Riding a motorcycle on long distance trips is much different then sitting in an enclosed car. It requires much more focus to ride a bike safely, and you use up more energy sitting in an upright position than driving a car.
Don’t think you have to be the hero that racks up 500 km per day—take more breaks and use that time stopped as an excuse to check your phone, snap some photos to post on social media, or just get a good stretch in. If you’re tired, take a 30-minute nap and watch how rejuvenated you’ll feel after. As the saying goes, “Life is about the journey, not the destination.”
3. Back that Up
This one might surprise you, but with the critical role our phones (if you can even call them that now) play in our lives, losing all your irreplaceable data and photos can feel soul-crushing. Before any trip I take where the chances of losing or damaging my phone increases significantly, I always make sure to do a full backup before I hit the road.
DNF is an abbreviation for Did Not Finish, a term often used in motorcycle racing, commonly associated with a mechanical failure. Assuming you own a bike, make sure to bring it to a trusted mechanic and have them do a once-over on everything so it’s deemed road trip-worthy. Have them check the tire tread, change the oil if nothing else, and just perform a visual inspection of your entire bike. Northern Ontario can be a pretty remote place at times in between towns, and breaking down on the side of the road would really put a damper on the trip.
1. Pick My Ride
Motorcycle touring can be anything from the epic Lake Superior Circle Tour to a weekend adventure riding dual sports in the dirt, but every machine is designed for a certain application. Sure, you could ride thousands of kilometres on an adventure bike, but you’d probably burn the motor out and need a year’s worth of chiropractic treatment to fix your wonky back.
Longer rides justify the larger cruising machines, with seating meant for those journeys—designed with a more relaxed riding position, large windshields, extra luggage storage, cruise control, ample passenger room, large capacity fuel tanks and more.

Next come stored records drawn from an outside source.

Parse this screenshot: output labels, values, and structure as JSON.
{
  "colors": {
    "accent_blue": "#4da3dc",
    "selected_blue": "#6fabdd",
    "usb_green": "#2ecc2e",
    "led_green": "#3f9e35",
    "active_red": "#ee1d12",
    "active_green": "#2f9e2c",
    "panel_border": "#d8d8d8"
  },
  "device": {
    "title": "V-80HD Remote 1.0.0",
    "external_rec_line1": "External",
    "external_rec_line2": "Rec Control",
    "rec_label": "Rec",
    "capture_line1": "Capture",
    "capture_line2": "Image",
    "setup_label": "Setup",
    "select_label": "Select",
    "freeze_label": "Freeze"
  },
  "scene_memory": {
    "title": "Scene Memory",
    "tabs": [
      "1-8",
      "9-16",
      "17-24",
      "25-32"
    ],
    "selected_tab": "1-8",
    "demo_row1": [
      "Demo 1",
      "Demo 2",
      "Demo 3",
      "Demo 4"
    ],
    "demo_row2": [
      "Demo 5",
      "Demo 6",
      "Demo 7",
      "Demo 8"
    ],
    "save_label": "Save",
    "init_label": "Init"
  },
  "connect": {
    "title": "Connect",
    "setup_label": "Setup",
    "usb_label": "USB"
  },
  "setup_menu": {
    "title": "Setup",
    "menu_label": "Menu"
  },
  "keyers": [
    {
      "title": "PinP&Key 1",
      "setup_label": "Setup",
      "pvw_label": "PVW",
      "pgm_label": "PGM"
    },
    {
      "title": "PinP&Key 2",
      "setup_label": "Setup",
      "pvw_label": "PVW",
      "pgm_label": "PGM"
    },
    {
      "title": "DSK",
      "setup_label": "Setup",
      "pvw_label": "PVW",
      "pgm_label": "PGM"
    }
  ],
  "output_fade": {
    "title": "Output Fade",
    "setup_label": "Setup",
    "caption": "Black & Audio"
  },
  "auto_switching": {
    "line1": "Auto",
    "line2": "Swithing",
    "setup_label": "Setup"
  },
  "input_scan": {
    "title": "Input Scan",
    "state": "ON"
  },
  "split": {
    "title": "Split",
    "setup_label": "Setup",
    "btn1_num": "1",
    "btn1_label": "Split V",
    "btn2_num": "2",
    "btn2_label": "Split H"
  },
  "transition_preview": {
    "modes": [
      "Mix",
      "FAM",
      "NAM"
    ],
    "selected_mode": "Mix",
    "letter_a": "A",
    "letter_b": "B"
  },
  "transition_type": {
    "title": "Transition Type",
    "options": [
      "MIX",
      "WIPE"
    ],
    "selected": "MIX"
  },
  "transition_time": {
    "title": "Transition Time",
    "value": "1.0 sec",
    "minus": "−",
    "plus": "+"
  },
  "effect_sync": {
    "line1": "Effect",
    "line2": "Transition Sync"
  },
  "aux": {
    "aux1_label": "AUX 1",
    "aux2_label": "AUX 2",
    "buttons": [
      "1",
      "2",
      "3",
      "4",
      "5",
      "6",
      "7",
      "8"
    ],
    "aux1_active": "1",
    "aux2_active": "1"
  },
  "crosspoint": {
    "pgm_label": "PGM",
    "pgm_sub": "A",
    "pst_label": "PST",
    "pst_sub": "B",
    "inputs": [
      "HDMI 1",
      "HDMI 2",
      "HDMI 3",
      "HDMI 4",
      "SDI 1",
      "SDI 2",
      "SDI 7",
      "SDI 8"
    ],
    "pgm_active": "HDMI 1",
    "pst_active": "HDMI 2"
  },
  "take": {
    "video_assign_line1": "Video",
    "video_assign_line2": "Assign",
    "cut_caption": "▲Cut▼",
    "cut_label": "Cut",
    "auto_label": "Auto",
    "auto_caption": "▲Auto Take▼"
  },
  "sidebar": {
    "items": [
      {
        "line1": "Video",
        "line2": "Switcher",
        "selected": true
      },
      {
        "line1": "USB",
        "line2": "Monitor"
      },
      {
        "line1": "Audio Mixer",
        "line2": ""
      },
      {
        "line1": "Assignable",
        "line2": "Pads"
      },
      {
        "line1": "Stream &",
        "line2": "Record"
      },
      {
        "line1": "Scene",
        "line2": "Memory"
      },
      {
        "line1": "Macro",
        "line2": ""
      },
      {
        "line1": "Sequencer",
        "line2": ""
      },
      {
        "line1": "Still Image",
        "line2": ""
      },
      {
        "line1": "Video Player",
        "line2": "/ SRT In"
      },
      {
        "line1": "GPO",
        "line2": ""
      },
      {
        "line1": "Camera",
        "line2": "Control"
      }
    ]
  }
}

On the other end, smaller lighter bikes (like the “crotch rockets” that many city dwellers own) will work for shorter day tours.
The point is, choosing the right bike for the job is everything. Study the trip planning resources mentioned in points 7 and 8, and pick the right trip for your bike—and if you’re renting, the same theory applies.
It’s all about being prepared, being informed, and always enjoying the journey!